Raise your hand if you’ve declared your candidacy to be the next Commander-in-Chief.
Now that our own Gov. Bobby Jindal has brought his long-running campaign for president out of the shadows and Donald Trump is – literally – making a lot of noise, the race to replace Obama is already hitting its stride.
Things are sure to take an ugly turn, but personally I try not to get too lathered up about politics. I figure our ingenious system of checks and balances will prevent any particular political party from placing a stranglehold on power and driving our country into the ditch.
I mean, if we can survive the Civil War, two World Wars, the Great Depression, political assassinations, Vanilla Ice and Madonna, certainly we can sort through spirited debates about health care, immigration and gun laws.
But I digress.
All the bluster and blow brings to mind my own illustrious political career.
At the risk of sounding boastful, the fact is that I am a perfect, unblemished one-for-one in seeking political office. I don’t mean all the other offices I’ve held over the years, the ones where you miss a meeting and suddenly you’re chairing three church committees or you find yourself named president-for-life of the neighborhood garden club.

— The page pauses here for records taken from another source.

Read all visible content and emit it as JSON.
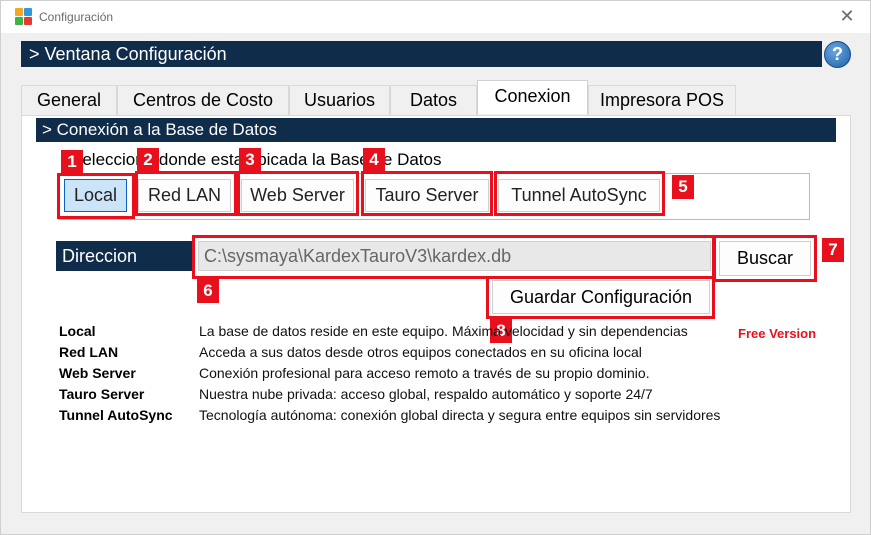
{
  "window": {
    "title": "Configuración",
    "close_glyph": "✕"
  },
  "header": {
    "title": "> Ventana Configuración",
    "help_glyph": "?"
  },
  "tabs": [
    {
      "label": "General",
      "active": false
    },
    {
      "label": "Centros de Costo",
      "active": false
    },
    {
      "label": "Usuarios",
      "active": false
    },
    {
      "label": "Datos",
      "active": false
    },
    {
      "label": "Conexion",
      "active": true
    },
    {
      "label": "Impresora POS",
      "active": false
    }
  ],
  "section": {
    "title": "> Conexión a la Base de Datos",
    "instruction": "Seleccione donde esta ubicada la Base de Datos"
  },
  "options": [
    {
      "label": "Local",
      "selected": true
    },
    {
      "label": "Red LAN",
      "selected": false
    },
    {
      "label": "Web Server",
      "selected": false
    },
    {
      "label": "Tauro Server",
      "selected": false
    },
    {
      "label": "Tunnel AutoSync",
      "selected": false
    }
  ],
  "direccion": {
    "label": "Direccion",
    "value": "C:\\sysmaya\\KardexTauroV3\\kardex.db"
  },
  "buttons": {
    "buscar": "Buscar",
    "guardar": "Guardar Configuración"
  },
  "annotations": [
    "1",
    "2",
    "3",
    "4",
    "5",
    "6",
    "7",
    "8"
  ],
  "descriptions": [
    {
      "name": "Local",
      "text": "La base de datos reside en este equipo. Máxima velocidad y sin dependencias"
    },
    {
      "name": "Red LAN",
      "text": "Acceda a sus datos desde otros equipos conectados en su oficina local"
    },
    {
      "name": "Web Server",
      "text": "Conexión profesional para acceso remoto a través de su propio dominio."
    },
    {
      "name": "Tauro Server",
      "text": "Nuestra nube privada: acceso global, respaldo automático y soporte 24/7"
    },
    {
      "name": "Tunnel AutoSync",
      "text": "Tecnología autónoma: conexión global directa y segura entre equipos sin servidores"
    }
  ],
  "free_version": "Free Version",
  "colors": {
    "navy_bar": "#0f2c4a",
    "highlight_red": "#e8101c",
    "selected_button": "#cce4f7"
  }
}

In fact, there’s a long list of clubs, groups and associations that are still trying to recover from my “leadership.”
No, I’m talking about offices I actively sought out and campaigned to get.
That one glorious run for the gold occurred in 1975 when I took the bold step of announcing my candidacy for the office of Fire Chief at Cedarcrest-Southmoor Elementary in Baton Rouge.
But before I could draw a bead on that coveted position, my power grab had to become catalyzed by some high-profile role that would improve my name recognition and create the impression that I was a responsible, hard-working, 12-year-old kid.
Looking for just the right launching pad to deploy my strategy for success, I talked my way into becoming a crossing guard. About a block east of school was a busy intersection. To assist the neighborhood walkers, there was an adult guard supervising two students who got to wear a bright orange sash with a safety badge pinned right over the heart.
The student crossing guard also got to wield a 6-foot wooden pole with a large iridescent orange flag attached on the end. The job was to wait for the adult guard’s signal and then step right out there into the traffic, lay that long flag out horizontally across the road and stop the cars in their tracks while the kids shuffled through the intersection.
Almost 40 years later, I can report with a great deal of pride that no children were lost or pancaked by a Mack truck on my watch.
So, after a successful and scandal-free stint as crossing guard, it was on to bigger, better, more prestigious and powerful positions.
Quickly realizing my ambitious campaign had to be financed, I began saving my 25¢ weekly allowance and built an impressive war chest that contained just enough cash to cover the cost of a couple of posters and a box of crayons. I should have emulated the professional politicians and used someone else’s money, but all my friends were just as broke as I was.
Once in the Fire Chief’s chair, I have to say that I served with honor, distinction and competency. The school did not, in fact, burn to the ground during my term, although there was one unfortunate incident.
My classmates and I were standing in a long lunch line, and out of the blue one slightly unstable student – whose name I won’t disclose but who is probably pressing license plates at Angola right now – decided to test the functionality of one of the fire alarms affixed to the wall. It’s possible the kid had it all thought out, like a trained terrorist, to cause maximum chaos and pandemonium. Or, it’s quite possible, like your average terrorist, he wasn’t thinking at all.
When he cranked down on the lever and the alarm started blaring through the halls, my Fire Chief instincts immediately kicked into gear. I went into full-on Nicholas Cage mode, dashing through the cafeteria and alerting all the teachers and staff that this was merely a false alarm and there was no need to panic.
Thinking back, I was probably less like Nicholas Cage and more like that Fire Marshall Bill dolt who used to appear on the sketch show In Living Color.
The trauma of that false alarm, particularly the responsibility of having to bear the burden of someone else’s stupidity, squelched any ambition I may have had to continue my nascent political career.
All of this got me to wondering what I’d do if I were forced to be the POTUS today. I’m sure I’d be a one-term prez because the only plank in my platform would be to place a sin tax on social media in an effort to undo the destruction a decade of Facebook has wrought.
Everyone would get three free posts each week for things like vacations and family events – dinner plates and pets would be banned – but after that the tax burden would skyrocket.
Oh, and celebrity selfies would cost dearly. And because I expect Hollywood narcissism to continue unabated, the selfie tax alone ought to put our government back in the black in no time.
You can see – if you’re not too busy posting on Instagram right now – how my administration would be doomed for failure.
So, while others are pledging to dedicate their souls to restoring our beloved country’s rightful place as leader of the free world, I hereby pledge not to campaign for president.
Staying away from the halls of power is probably the best way for me to serve my country. The current field of presidential candidates can all thank me later.
If you need an elementary school Fire Chief, however, I’m your guy.